Automaker sales of light vehicles declined -6.1% in June, as the Eurozone crisis continues unchecked for more than five yars. Four of the five major markets were lower, the exception once again being the UK. The drop was in stark contrast to the recovering U.S. auto market, which is within a year or two to obtaining pre-Great Depression levels and the booming Chinese market,which at 23 million or more units this year will once again be the world’s largest.
Once again the specter stalking European politicians whose austerity policies induced the ongoing human tragedy, is the their leadership role in the unchecked decline, which much like the decline of European power after a generation was slaughtered during WW1 is looking to be structural and permanent.
Particularly worrisome was Germany, the largest economy in the EU with sales down by -4.7%, and the year‐to‐date market plummeting by -8.1%. Germany facing elections in September will see its auto industry dip under 3 million units for the full year.
France, Italy and Spain were all lower in June, though the selling rates look a slightly stronger than in previous months. The UK remains a bright spot in the region, as private sales continue to expand rapidly, up by 20% in June.
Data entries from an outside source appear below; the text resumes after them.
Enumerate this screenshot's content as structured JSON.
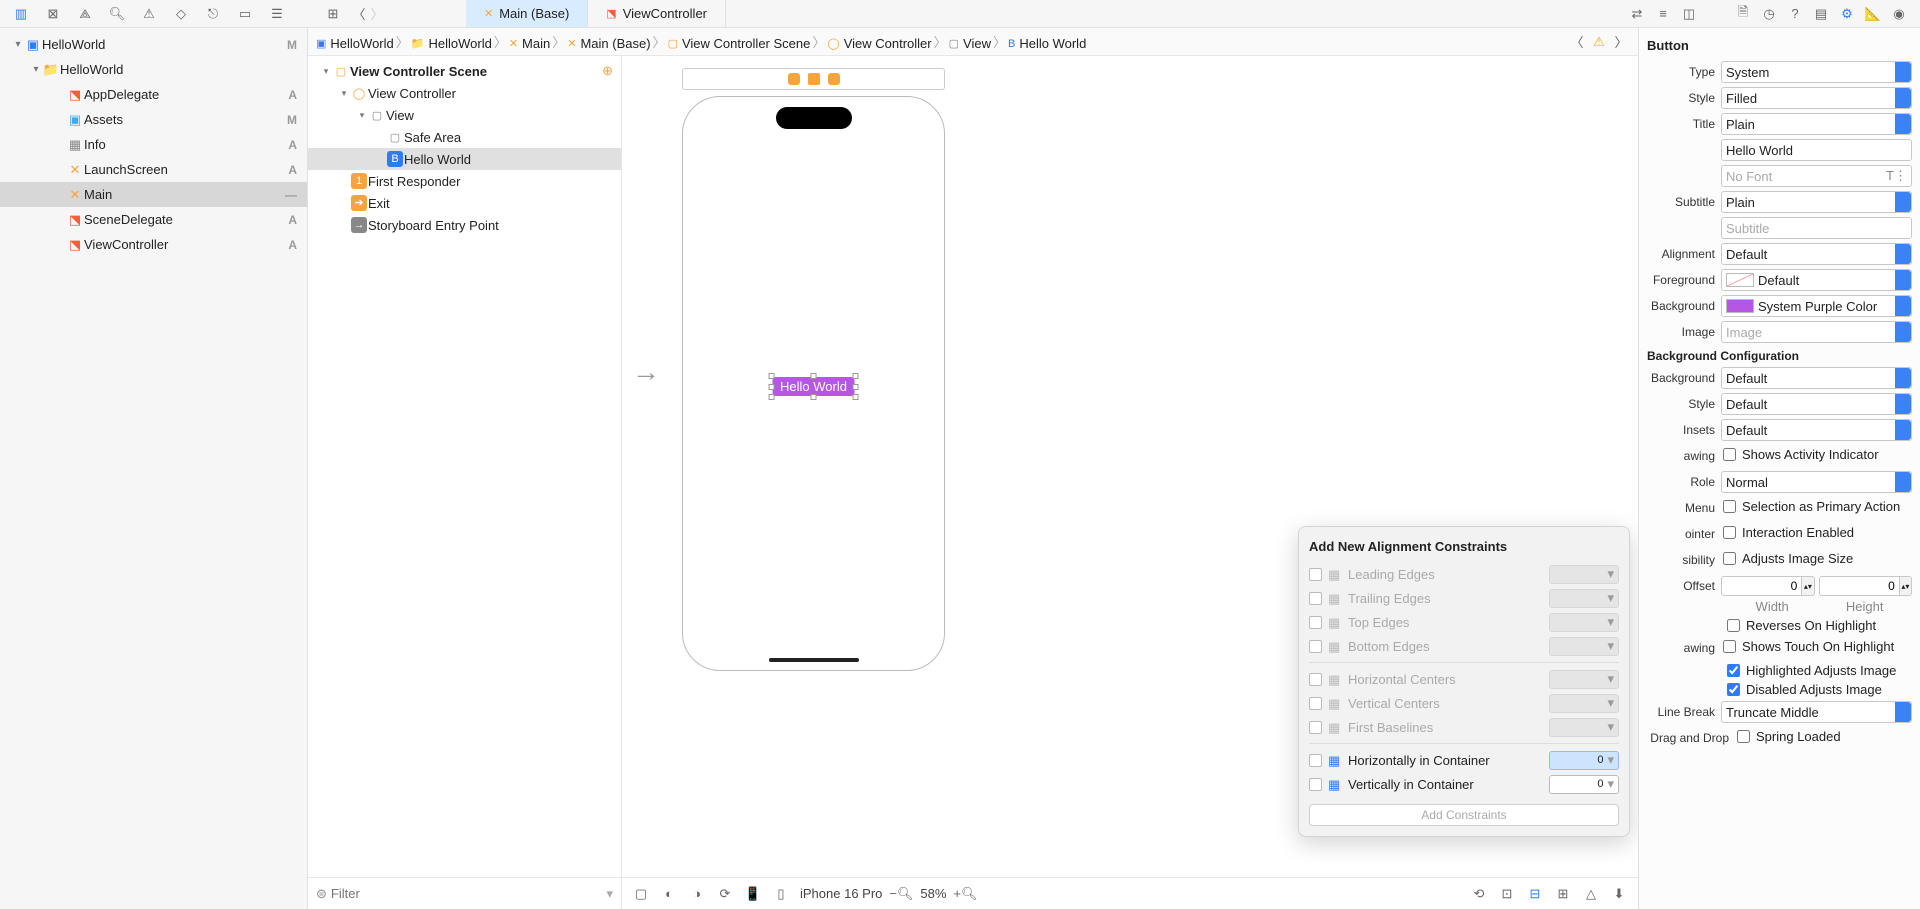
{
  "tabs": [
    {
      "label": "Main (Base)",
      "active": true,
      "icon_color": "#f7a43d"
    },
    {
      "label": "ViewController",
      "active": false,
      "icon_color": "#f35f3b"
    }
  ],
  "navigator": {
    "project_name": "HelloWorld",
    "group_name": "HelloWorld",
    "project_status": "M",
    "items": [
      {
        "label": "AppDelegate",
        "status": "A",
        "icon": "swift",
        "indent": 2
      },
      {
        "label": "Assets",
        "status": "M",
        "icon": "assets",
        "indent": 2
      },
      {
        "label": "Info",
        "status": "A",
        "icon": "plist",
        "indent": 2
      },
      {
        "label": "LaunchScreen",
        "status": "A",
        "icon": "storyboard",
        "indent": 2
      },
      {
        "label": "Main",
        "status": "—",
        "icon": "storyboard",
        "indent": 2,
        "selected": true
      },
      {
        "label": "SceneDelegate",
        "status": "A",
        "icon": "swift",
        "indent": 2
      },
      {
        "label": "ViewController",
        "status": "A",
        "icon": "swift",
        "indent": 2
      }
    ]
  },
  "jumpbar": [
    {
      "icon": "app",
      "label": "HelloWorld"
    },
    {
      "icon": "folder",
      "label": "HelloWorld"
    },
    {
      "icon": "sb",
      "label": "Main"
    },
    {
      "icon": "sb",
      "label": "Main (Base)"
    },
    {
      "icon": "scene",
      "label": "View Controller Scene"
    },
    {
      "icon": "vc",
      "label": "View Controller"
    },
    {
      "icon": "view",
      "label": "View"
    },
    {
      "icon": "btn",
      "label": "Hello World"
    }
  ],
  "outline": {
    "items": [
      {
        "label": "View Controller Scene",
        "indent": 0,
        "icon": "scene",
        "disclosure": true
      },
      {
        "label": "View Controller",
        "indent": 1,
        "icon": "vc",
        "disclosure": true
      },
      {
        "label": "View",
        "indent": 2,
        "icon": "view",
        "disclosure": true
      },
      {
        "label": "Safe Area",
        "indent": 3,
        "icon": "safe",
        "disclosure": false
      },
      {
        "label": "Hello World",
        "indent": 3,
        "icon": "btn",
        "disclosure": false,
        "selected": true
      },
      {
        "label": "First Responder",
        "indent": 1,
        "icon": "first",
        "disclosure": false
      },
      {
        "label": "Exit",
        "indent": 1,
        "icon": "exit",
        "disclosure": false
      },
      {
        "label": "Storyboard Entry Point",
        "indent": 1,
        "icon": "entry",
        "disclosure": false
      }
    ],
    "filter_placeholder": "Filter"
  },
  "canvas": {
    "button_text": "Hello World",
    "device_label": "iPhone 16 Pro",
    "zoom": "58%"
  },
  "popover": {
    "title": "Add New Alignment Constraints",
    "rows_top": [
      "Leading Edges",
      "Trailing Edges",
      "Top Edges",
      "Bottom Edges"
    ],
    "rows_mid": [
      "Horizontal Centers",
      "Vertical Centers",
      "First Baselines"
    ],
    "rows_container": [
      {
        "label": "Horizontally in Container",
        "value": "0",
        "highlighted": true
      },
      {
        "label": "Vertically in Container",
        "value": "0",
        "highlighted": false
      }
    ],
    "add_button": "Add Constraints"
  },
  "inspector": {
    "section": "Button",
    "type": "System",
    "style": "Filled",
    "title_mode": "Plain",
    "title_text": "Hello World",
    "font": "No Font",
    "subtitle_mode": "Plain",
    "subtitle_placeholder": "Subtitle",
    "alignment": "Default",
    "foreground": "Default",
    "background_color_name": "System Purple Color",
    "background_color_hex": "#b556e5",
    "image_placeholder": "Image",
    "bg_config_header": "Background Configuration",
    "bg_config_background": "Default",
    "bg_config_style": "Default",
    "bg_config_insets": "Default",
    "shows_activity": "Shows Activity Indicator",
    "role": "Normal",
    "menu": "Selection as Primary Action",
    "pointer": "Interaction Enabled",
    "accessibility": "Adjusts Image Size",
    "offset_width": "0",
    "offset_height": "0",
    "width_label": "Width",
    "height_label": "Height",
    "reverses": "Reverses On Highlight",
    "shows_touch": "Shows Touch On Highlight",
    "highlighted_adjusts": "Highlighted Adjusts Image",
    "disabled_adjusts": "Disabled Adjusts Image",
    "line_break": "Truncate Middle",
    "spring_loaded": "Spring Loaded",
    "labels": {
      "type": "Type",
      "style": "Style",
      "title": "Title",
      "subtitle": "Subtitle",
      "alignment": "Alignment",
      "foreground": "Foreground",
      "background": "Background",
      "image": "Image",
      "bg_config_background": "Background",
      "bg_style": "Style",
      "insets": "Insets",
      "awing": "awing",
      "role": "Role",
      "menu": "Menu",
      "ointer": "ointer",
      "sibility": "sibility",
      "offset": "Offset",
      "drawing": "awing",
      "line_break": "Line Break",
      "drag_drop": "Drag and Drop"
    }
  }
}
The selling rate for June was 11.7 million units annually, the strongest result of the year to date, but the full year forecast from LMC Automotive, the source of the latest data, is still negative with a drop of -3% to -4% compared to 2012, albeit half the drop previously forecast.
Of the smaller West Europe counties, the Netherlands looks set for a major fall this year, down 36% for the first six months of the year in the face of a significant economic headwind.